>>>>

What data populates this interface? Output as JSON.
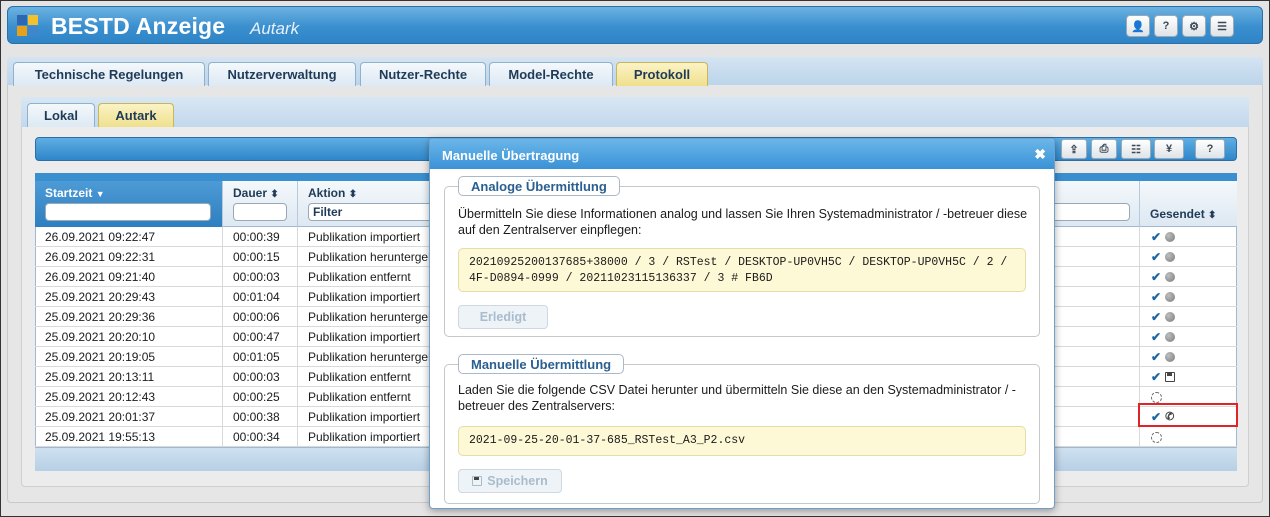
{
  "header": {
    "title": "BESTD Anzeige",
    "subtitle": "Autark",
    "buttons": [
      {
        "name": "user-icon",
        "glyph": "👤"
      },
      {
        "name": "help-icon",
        "glyph": "?"
      },
      {
        "name": "gear-icon",
        "glyph": "⚙"
      },
      {
        "name": "menu-icon",
        "glyph": "☰"
      }
    ],
    "logo_colors": [
      "#2e67b1",
      "#f2c12e",
      "#e6a11c",
      "#3f86cc"
    ]
  },
  "main_tabs": [
    {
      "label": "Technische Regelungen",
      "active": false
    },
    {
      "label": "Nutzerverwaltung",
      "active": false
    },
    {
      "label": "Nutzer-Rechte",
      "active": false
    },
    {
      "label": "Model-Rechte",
      "active": false
    },
    {
      "label": "Protokoll",
      "active": true
    }
  ],
  "sub_tabs": [
    {
      "label": "Lokal",
      "active": false
    },
    {
      "label": "Autark",
      "active": true
    }
  ],
  "toolbar": {
    "buttons": [
      {
        "name": "upload-icon",
        "glyph": "⇪"
      },
      {
        "name": "export-file-icon",
        "glyph": "⎙"
      },
      {
        "name": "list-icon",
        "glyph": "☷"
      },
      {
        "name": "yen-icon",
        "glyph": "¥"
      },
      {
        "name": "help-icon",
        "glyph": "?"
      }
    ]
  },
  "grid": {
    "columns": {
      "start": "Startzeit",
      "duration": "Dauer",
      "action": "Aktion",
      "sent": "Gesendet"
    },
    "filters": {
      "start": "",
      "duration": "",
      "action": "Filter",
      "other": ""
    },
    "sort_indicator": "▼",
    "sortable_indicator": "⬍",
    "rows": [
      {
        "start": "26.09.2021 09:22:47",
        "duration": "00:00:39",
        "action": "Publikation importiert",
        "status": [
          "check",
          "globe"
        ]
      },
      {
        "start": "26.09.2021 09:22:31",
        "duration": "00:00:15",
        "action": "Publikation heruntergeladen",
        "status": [
          "check",
          "globe"
        ]
      },
      {
        "start": "26.09.2021 09:21:40",
        "duration": "00:00:03",
        "action": "Publikation entfernt",
        "status": [
          "check",
          "globe"
        ]
      },
      {
        "start": "25.09.2021 20:29:43",
        "duration": "00:01:04",
        "action": "Publikation importiert",
        "status": [
          "check",
          "globe"
        ]
      },
      {
        "start": "25.09.2021 20:29:36",
        "duration": "00:00:06",
        "action": "Publikation heruntergeladen",
        "status": [
          "check",
          "globe"
        ]
      },
      {
        "start": "25.09.2021 20:20:10",
        "duration": "00:00:47",
        "action": "Publikation importiert",
        "status": [
          "check",
          "globe"
        ]
      },
      {
        "start": "25.09.2021 20:19:05",
        "duration": "00:01:05",
        "action": "Publikation heruntergeladen",
        "status": [
          "check",
          "globe"
        ]
      },
      {
        "start": "25.09.2021 20:13:11",
        "duration": "00:00:03",
        "action": "Publikation entfernt",
        "status": [
          "check",
          "floppy"
        ]
      },
      {
        "start": "25.09.2021 20:12:43",
        "duration": "00:00:25",
        "action": "Publikation entfernt",
        "status": [
          "spinner"
        ]
      },
      {
        "start": "25.09.2021 20:01:37",
        "duration": "00:00:38",
        "action": "Publikation importiert",
        "status": [
          "check",
          "phone"
        ]
      },
      {
        "start": "25.09.2021 19:55:13",
        "duration": "00:00:34",
        "action": "Publikation importiert",
        "status": [
          "spinner"
        ]
      }
    ],
    "status_glyphs": {
      "check": "✔",
      "phone": "✆"
    }
  },
  "modal": {
    "title": "Manuelle Übertragung",
    "close_glyph": "✖",
    "analog": {
      "legend": "Analoge Übermittlung",
      "message": "Übermitteln Sie diese Informationen analog und lassen Sie Ihren Systemadministrator / -betreuer diese auf den Zentralserver einpflegen:",
      "code": "20210925200137685+38000 / 3 / RSTest / DESKTOP-UP0VH5C / DESKTOP-UP0VH5C / 2 / 4F-D0894-0999 / 20211023115136337 / 3 # FB6D",
      "button": "Erledigt"
    },
    "manual": {
      "legend": "Manuelle Übermittlung",
      "message": "Laden Sie die folgende CSV Datei herunter und übermitteln Sie diese an den Systemadministrator / -betreuer des Zentralservers:",
      "file": "2021-09-25-20-01-37-685_RSTest_A3_P2.csv",
      "button": "Speichern",
      "button_icon": "floppy-icon"
    }
  },
  "colors": {
    "header_blue": "#3a8fcf",
    "active_tab": "#efe08e",
    "highlight": "#e0232b"
  }
}
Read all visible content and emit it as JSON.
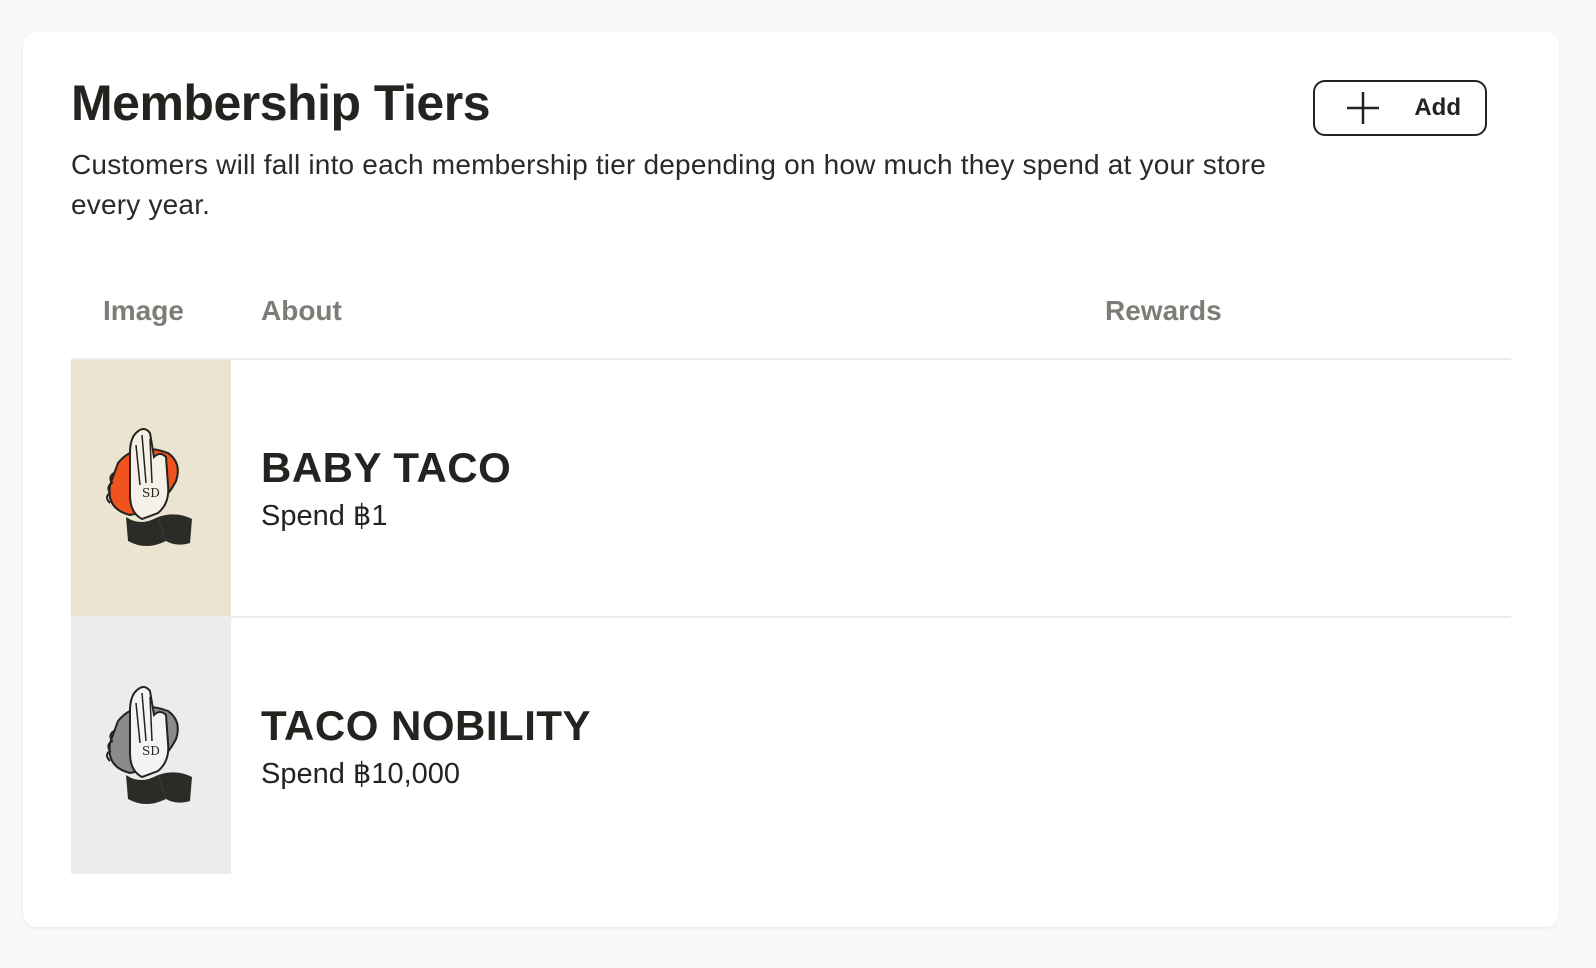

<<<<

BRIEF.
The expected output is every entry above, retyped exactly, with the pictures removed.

YOUR RESPONSE.
What data populates this interface? Output as JSON.
{
  "header": {
    "title": "BESTD Anzeige",
    "subtitle": "Autark",
    "buttons": [
      {
        "name": "user-icon",
        "glyph": "👤"
      },
      {
        "name": "help-icon",
        "glyph": "?"
      },
      {
        "name": "gear-icon",
        "glyph": "⚙"
      },
      {
        "name": "menu-icon",
        "glyph": "☰"
      }
    ],
    "logo_colors": [
      "#2e67b1",
      "#f2c12e",
      "#e6a11c",
      "#3f86cc"
    ]
  },
  "main_tabs": [
    {
      "label": "Technische Regelungen",
      "active": false
    },
    {
      "label": "Nutzerverwaltung",
      "active": false
    },
    {
      "label": "Nutzer-Rechte",
      "active": false
    },
    {
      "label": "Model-Rechte",
      "active": false
    },
    {
      "label": "Protokoll",
      "active": true
    }
  ],
  "sub_tabs": [
    {
      "label": "Lokal",
      "active": false
    },
    {
      "label": "Autark",
      "active": true
    }
  ],
  "toolbar": {
    "buttons": [
      {
        "name": "upload-icon",
        "glyph": "⇪"
      },
      {
        "name": "export-file-icon",
        "glyph": "⎙"
      },
      {
        "name": "list-icon",
        "glyph": "☷"
      },
      {
        "name": "yen-icon",
        "glyph": "¥"
      },
      {
        "name": "help-icon",
        "glyph": "?"
      }
    ]
  },
  "grid": {
    "columns": {
      "start": "Startzeit",
      "duration": "Dauer",
      "action": "Aktion",
      "sent": "Gesendet"
    },
    "filters": {
      "start": "",
      "duration": "",
      "action": "Filter",
      "other": ""
    },
    "sort_indicator": "▼",
    "sortable_indicator": "⬍",
    "rows": [
      {
        "start": "26.09.2021 09:22:47",
        "duration": "00:00:39",
        "action": "Publikation importiert",
        "status": [
          "check",
          "globe"
        ]
      },
      {
        "start": "26.09.2021 09:22:31",
        "duration": "00:00:15",
        "action": "Publikation heruntergeladen",
        "status": [
          "check",
          "globe"
        ]
      },
      {
        "start": "26.09.2021 09:21:40",
        "duration": "00:00:03",
        "action": "Publikation entfernt",
        "status": [
          "check",
          "globe"
        ]
      },
      {
        "start": "25.09.2021 20:29:43",
        "duration": "00:01:04",
        "action": "Publikation importiert",
        "status": [
          "check",
          "globe"
        ]
      },
      {
        "start": "25.09.2021 20:29:36",
        "duration": "00:00:06",
        "action": "Publikation heruntergeladen",
        "status": [
          "check",
          "globe"
        ]
      },
      {
        "start": "25.09.2021 20:20:10",
        "duration": "00:00:47",
        "action": "Publikation importiert",
        "status": [
          "check",
          "globe"
        ]
      },
      {
        "start": "25.09.2021 20:19:05",
        "duration": "00:01:05",
        "action": "Publikation heruntergeladen",
        "status": [
          "check",
          "globe"
        ]
      },
      {
        "start": "25.09.2021 20:13:11",
        "duration": "00:00:03",
        "action": "Publikation entfernt",
        "status": [
          "check",
          "floppy"
        ]
      },
      {
        "start": "25.09.2021 20:12:43",
        "duration": "00:00:25",
        "action": "Publikation entfernt",
        "status": [
          "spinner"
        ]
      },
      {
        "start": "25.09.2021 20:01:37",
        "duration": "00:00:38",
        "action": "Publikation importiert",
        "status": [
          "check",
          "phone"
        ]
      },
      {
        "start": "25.09.2021 19:55:13",
        "duration": "00:00:34",
        "action": "Publikation importiert",
        "status": [
          "spinner"
        ]
      }
    ],
    "status_glyphs": {
      "check": "✔",
      "phone": "✆"
    }
  },
  "modal": {
    "title": "Manuelle Übertragung",
    "close_glyph": "✖",
    "analog": {
      "legend": "Analoge Übermittlung",
      "message": "Übermitteln Sie diese Informationen analog und lassen Sie Ihren Systemadministrator / -betreuer diese auf den Zentralserver einpflegen:",
      "code": "20210925200137685+38000 / 3 / RSTest / DESKTOP-UP0VH5C / DESKTOP-UP0VH5C / 2 / 4F-D0894-0999 / 20211023115136337 / 3 # FB6D",
      "button": "Erledigt"
    },
    "manual": {
      "legend": "Manuelle Übermittlung",
      "message": "Laden Sie die folgende CSV Datei herunter und übermitteln Sie diese an den Systemadministrator / -betreuer des Zentralservers:",
      "file": "2021-09-25-20-01-37-685_RSTest_A3_P2.csv",
      "button": "Speichern",
      "button_icon": "floppy-icon"
    }
  },
  "colors": {
    "header_blue": "#3a8fcf",
    "active_tab": "#efe08e",
    "highlight": "#e0232b"
  }
}
Read all visible content and emit it as JSON.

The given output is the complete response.